SHREVEPORT, LA (KSLA) - Internet dating websites have become a popular way to find companionship, but for one Shreveport women, a cyber quest for Mr. Right turned into a nightmare.
A few years ago a women we'll call Jennifer signed on to several different internet dating sites to meet men. Recently she found someone who sparked her interest.
"He seemed like a pretty decent guy, a little eager to get involved," Jennifer said.
Having experience with online dating, Jennifer thought she was covering all her bases when she decided to meet him.
She said she "always asks all the questions of 'Do you have children? What do you do for work?'"
When Jennifer finally met up with her internet beau in public, she realized she had no idea what she was getting herself in to.
"(I) found out, there was someone there from his past that called him from a different name," she said.
After doing a little research, his name popped up somewhere Jennifer never expected, on a sex offender registry.
"I totally felt like I had been conned and from what I found on the sex offender site, it was with children," said Jennifer.
William Tuggle with the Louisiana State Probation and Patrol Office coordinates all the sex offenders for Caddo and Bossier Parishes. He says anything and everything that deals with sex offenders goes through him. Tuggle says it's common for sex offenders to use online dating sites.
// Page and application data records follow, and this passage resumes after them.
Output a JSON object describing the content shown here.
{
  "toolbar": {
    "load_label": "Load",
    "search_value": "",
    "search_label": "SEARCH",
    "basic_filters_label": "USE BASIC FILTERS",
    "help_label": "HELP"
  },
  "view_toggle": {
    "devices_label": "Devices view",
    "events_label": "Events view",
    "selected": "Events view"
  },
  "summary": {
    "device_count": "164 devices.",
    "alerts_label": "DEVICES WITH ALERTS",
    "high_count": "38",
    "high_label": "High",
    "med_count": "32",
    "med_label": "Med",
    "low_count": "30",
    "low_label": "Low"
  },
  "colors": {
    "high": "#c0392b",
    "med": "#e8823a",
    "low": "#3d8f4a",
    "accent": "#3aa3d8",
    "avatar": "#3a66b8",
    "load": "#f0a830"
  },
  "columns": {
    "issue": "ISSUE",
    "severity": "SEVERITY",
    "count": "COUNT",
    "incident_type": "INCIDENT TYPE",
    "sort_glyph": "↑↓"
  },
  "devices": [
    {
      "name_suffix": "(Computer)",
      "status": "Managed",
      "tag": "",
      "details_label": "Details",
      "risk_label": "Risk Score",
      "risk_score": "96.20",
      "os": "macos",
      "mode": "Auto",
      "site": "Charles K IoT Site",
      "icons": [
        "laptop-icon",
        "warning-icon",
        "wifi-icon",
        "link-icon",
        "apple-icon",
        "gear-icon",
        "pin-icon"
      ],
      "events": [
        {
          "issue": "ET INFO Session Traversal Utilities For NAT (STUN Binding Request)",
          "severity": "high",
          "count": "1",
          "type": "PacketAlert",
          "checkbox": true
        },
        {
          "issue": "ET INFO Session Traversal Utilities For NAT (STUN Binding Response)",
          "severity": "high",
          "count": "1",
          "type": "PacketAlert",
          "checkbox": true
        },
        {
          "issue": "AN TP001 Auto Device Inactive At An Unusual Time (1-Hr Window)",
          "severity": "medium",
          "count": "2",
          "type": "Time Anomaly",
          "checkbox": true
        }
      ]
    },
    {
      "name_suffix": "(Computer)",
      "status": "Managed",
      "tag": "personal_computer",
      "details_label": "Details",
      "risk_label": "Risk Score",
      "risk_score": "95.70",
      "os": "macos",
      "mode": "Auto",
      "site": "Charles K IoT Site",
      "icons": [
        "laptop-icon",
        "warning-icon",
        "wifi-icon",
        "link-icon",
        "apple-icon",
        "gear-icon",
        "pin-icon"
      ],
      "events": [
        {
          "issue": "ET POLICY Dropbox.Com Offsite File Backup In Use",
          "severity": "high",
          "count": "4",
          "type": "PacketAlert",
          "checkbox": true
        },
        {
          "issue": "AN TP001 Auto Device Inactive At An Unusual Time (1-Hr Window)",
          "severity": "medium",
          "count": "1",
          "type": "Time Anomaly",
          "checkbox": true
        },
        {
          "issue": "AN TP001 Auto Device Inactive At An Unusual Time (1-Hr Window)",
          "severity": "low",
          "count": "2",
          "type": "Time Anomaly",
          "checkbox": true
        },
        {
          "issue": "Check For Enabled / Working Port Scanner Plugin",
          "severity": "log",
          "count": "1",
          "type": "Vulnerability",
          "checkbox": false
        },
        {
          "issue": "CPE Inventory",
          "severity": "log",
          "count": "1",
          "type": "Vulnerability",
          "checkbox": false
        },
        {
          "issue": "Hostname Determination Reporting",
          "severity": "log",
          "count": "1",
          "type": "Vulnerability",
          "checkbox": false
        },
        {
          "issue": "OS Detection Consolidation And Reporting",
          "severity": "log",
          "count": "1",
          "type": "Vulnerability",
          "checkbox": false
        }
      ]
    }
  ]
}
"They do absolutely no background checks whatsoever," he said.
A recent study revealed that most online daters assume that internet dating sites do criminal screenings on their clients, but many of them don't.
Steve Hall with the FBI says online dating may be an easy but dangerous place to find companionship. "There are a lot of things people can hide on these anonymous websites," Hall says.
Tuggle says, "This is a very serious thing when you meet someone online and you have no idea who they are. When you are on these sites, the only person you can trust is yourself. You can't trust these websites to do background checks."
Some dating sites do criminal background checks, but by changing one digit in a social security number, or adding one letter to a name, the very worse imaginable sex offenders can go undetected.
Jennifer says the way he spelled his name was different from what it was on the sex offender registry.
She still visits her favorite online dating sites but now she is more cautious.
"It's the old cliché of buyer beware, well web searcher beware," she says.
Jennifer learned the hard way about the right questions to ask when she meets someone new online, questions she hopes you will remember to ask as well.
"Are you wanted, have you been convicted, have you been in jail,"
And according to Tuggle, "It could possibly save your life."
Tuggle says the best way to find if the person you are interested online is a sex offender is go to www.LPS.org.